■ Task directions:
Every entry needs to be printed exactly, please.

■ Data supplied:

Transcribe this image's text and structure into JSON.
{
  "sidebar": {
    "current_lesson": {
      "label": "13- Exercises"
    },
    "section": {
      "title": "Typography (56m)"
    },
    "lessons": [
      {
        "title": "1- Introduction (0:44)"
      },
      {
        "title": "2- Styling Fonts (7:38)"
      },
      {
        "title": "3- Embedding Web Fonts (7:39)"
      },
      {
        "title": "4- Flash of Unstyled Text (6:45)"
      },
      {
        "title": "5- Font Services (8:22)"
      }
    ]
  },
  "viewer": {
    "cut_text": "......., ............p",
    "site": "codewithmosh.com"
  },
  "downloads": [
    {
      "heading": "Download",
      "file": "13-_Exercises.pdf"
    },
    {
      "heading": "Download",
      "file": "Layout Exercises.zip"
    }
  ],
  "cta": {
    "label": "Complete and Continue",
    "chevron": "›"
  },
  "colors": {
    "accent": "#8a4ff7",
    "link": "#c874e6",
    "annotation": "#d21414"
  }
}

■ Answer for the task:
Transcribe this image's text and structure into JSON.
{
  "sidebar": {
    "current_lesson": {
      "label": "13- Exercises"
    },
    "section": {
      "title": "Typography (56m)"
    },
    "lessons": [
      {
        "title": "1- Introduction (0:44)"
      },
      {
        "title": "2- Styling Fonts (7:38)"
      },
      {
        "title": "3- Embedding Web Fonts (7:39)"
      },
      {
        "title": "4- Flash of Unstyled Text (6:45)"
      },
      {
        "title": "5- Font Services (8:22)"
      }
    ]
  },
  "viewer": {
    "cut_text": "......., ............p",
    "site": "codewithmosh.com"
  },
  "downloads": [
    {
      "heading": "Download",
      "file": "13-_Exercises.pdf"
    },
    {
      "heading": "Download",
      "file": "Layout Exercises.zip"
    }
  ],
  "cta": {
    "label": "Complete and Continue",
    "chevron": "›"
  },
  "colors": {
    "accent": "#8a4ff7",
    "link": "#c874e6",
    "annotation": "#d21414"
  }
}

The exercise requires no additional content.